## What you need to do
Give back every entry exactly; drop the pictures.

Segment Start: Exercise data

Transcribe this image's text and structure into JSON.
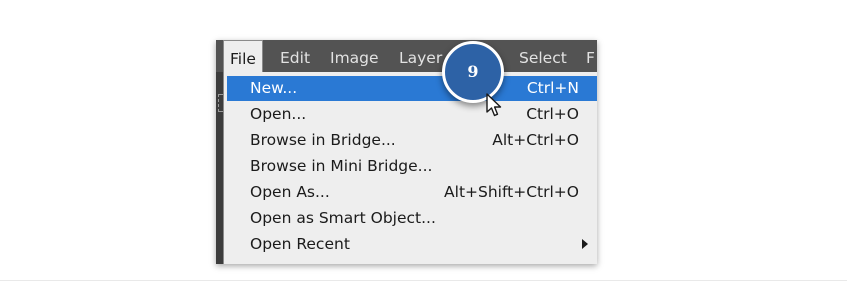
{
  "menubar": {
    "items": [
      {
        "label": "File",
        "active": true
      },
      {
        "label": "Edit"
      },
      {
        "label": "Image"
      },
      {
        "label": "Layer"
      },
      {
        "label": "Select"
      },
      {
        "label": "F"
      }
    ]
  },
  "file_menu": {
    "items": [
      {
        "label": "New...",
        "shortcut": "Ctrl+N",
        "highlighted": true
      },
      {
        "label": "Open...",
        "shortcut": "Ctrl+O"
      },
      {
        "label": "Browse in Bridge...",
        "shortcut": "Alt+Ctrl+O"
      },
      {
        "label": "Browse in Mini Bridge...",
        "shortcut": ""
      },
      {
        "label": "Open As...",
        "shortcut": "Alt+Shift+Ctrl+O"
      },
      {
        "label": "Open as Smart Object...",
        "shortcut": ""
      },
      {
        "label": "Open Recent",
        "shortcut": "",
        "submenu": true
      }
    ]
  },
  "step_badge": {
    "number": "9"
  },
  "colors": {
    "menubar_bg": "#535353",
    "menu_bg": "#eeeeee",
    "highlight": "#2a79d4",
    "badge": "#2d62a6"
  },
  "icons": {
    "cursor": "arrow-cursor-icon",
    "submenu": "submenu-arrow-icon"
  }
}
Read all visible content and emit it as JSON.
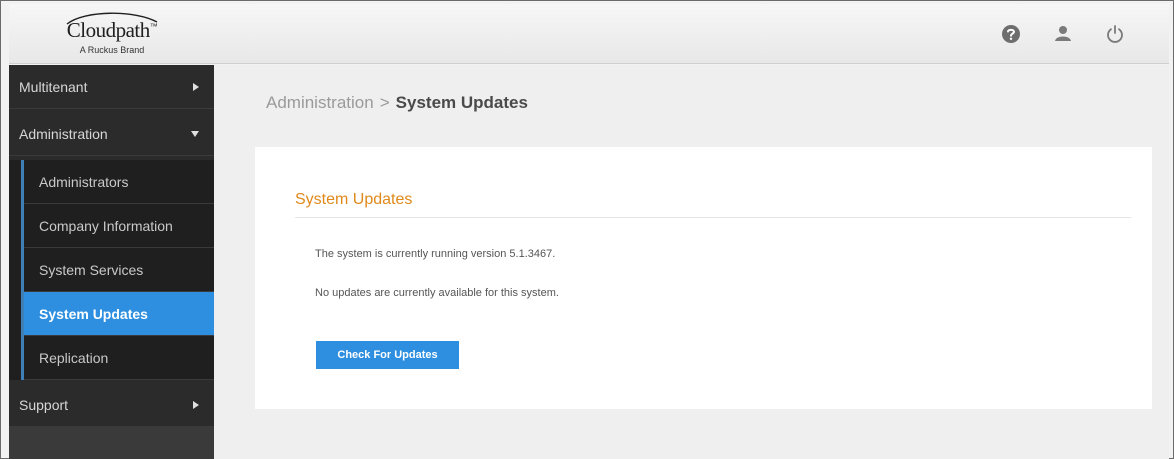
{
  "header": {
    "logo_text": "Cloudpath",
    "logo_tm": "™",
    "logo_subtitle": "A Ruckus Brand",
    "icons": [
      "help-icon",
      "user-icon",
      "power-icon"
    ]
  },
  "sidebar": {
    "items": [
      {
        "label": "Multitenant",
        "arrow": "right"
      },
      {
        "label": "Administration",
        "arrow": "down"
      }
    ],
    "admin_subitems": [
      {
        "label": "Administrators",
        "active": false
      },
      {
        "label": "Company Information",
        "active": false
      },
      {
        "label": "System Services",
        "active": false
      },
      {
        "label": "System Updates",
        "active": true
      },
      {
        "label": "Replication",
        "active": false
      }
    ],
    "support": {
      "label": "Support",
      "arrow": "right"
    }
  },
  "main": {
    "breadcrumb": {
      "parent": "Administration",
      "separator": ">",
      "current": "System Updates"
    },
    "card": {
      "title": "System Updates",
      "version_text": "The system is currently running version 5.1.3467.",
      "status_text": "No updates are currently available for this system.",
      "button_label": "Check For Updates"
    }
  },
  "colors": {
    "accent_blue": "#2e8fe0",
    "title_orange": "#e0891b",
    "sidebar_bg": "#2b2b2b"
  }
}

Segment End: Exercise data

## Expected output
Transcribe this image's text and structure into JSON.
{
  "menubar": {
    "items": [
      {
        "label": "File",
        "active": true
      },
      {
        "label": "Edit"
      },
      {
        "label": "Image"
      },
      {
        "label": "Layer"
      },
      {
        "label": "Select"
      },
      {
        "label": "F"
      }
    ]
  },
  "file_menu": {
    "items": [
      {
        "label": "New...",
        "shortcut": "Ctrl+N",
        "highlighted": true
      },
      {
        "label": "Open...",
        "shortcut": "Ctrl+O"
      },
      {
        "label": "Browse in Bridge...",
        "shortcut": "Alt+Ctrl+O"
      },
      {
        "label": "Browse in Mini Bridge...",
        "shortcut": ""
      },
      {
        "label": "Open As...",
        "shortcut": "Alt+Shift+Ctrl+O"
      },
      {
        "label": "Open as Smart Object...",
        "shortcut": ""
      },
      {
        "label": "Open Recent",
        "shortcut": "",
        "submenu": true
      }
    ]
  },
  "step_badge": {
    "number": "9"
  },
  "colors": {
    "menubar_bg": "#535353",
    "menu_bg": "#eeeeee",
    "highlight": "#2a79d4",
    "badge": "#2d62a6"
  },
  "icons": {
    "cursor": "arrow-cursor-icon",
    "submenu": "submenu-arrow-icon"
  }
}
Read all visible content and emit it as JSON.
{
  "header": {
    "logo_text": "Cloudpath",
    "logo_tm": "™",
    "logo_subtitle": "A Ruckus Brand",
    "icons": [
      "help-icon",
      "user-icon",
      "power-icon"
    ]
  },
  "sidebar": {
    "items": [
      {
        "label": "Multitenant",
        "arrow": "right"
      },
      {
        "label": "Administration",
        "arrow": "down"
      }
    ],
    "admin_subitems": [
      {
        "label": "Administrators",
        "active": false
      },
      {
        "label": "Company Information",
        "active": false
      },
      {
        "label": "System Services",
        "active": false
      },
      {
        "label": "System Updates",
        "active": true
      },
      {
        "label": "Replication",
        "active": false
      }
    ],
    "support": {
      "label": "Support",
      "arrow": "right"
    }
  },
  "main": {
    "breadcrumb": {
      "parent": "Administration",
      "separator": ">",
      "current": "System Updates"
    },
    "card": {
      "title": "System Updates",
      "version_text": "The system is currently running version 5.1.3467.",
      "status_text": "No updates are currently available for this system.",
      "button_label": "Check For Updates"
    }
  },
  "colors": {
    "accent_blue": "#2e8fe0",
    "title_orange": "#e0891b",
    "sidebar_bg": "#2b2b2b"
  }
}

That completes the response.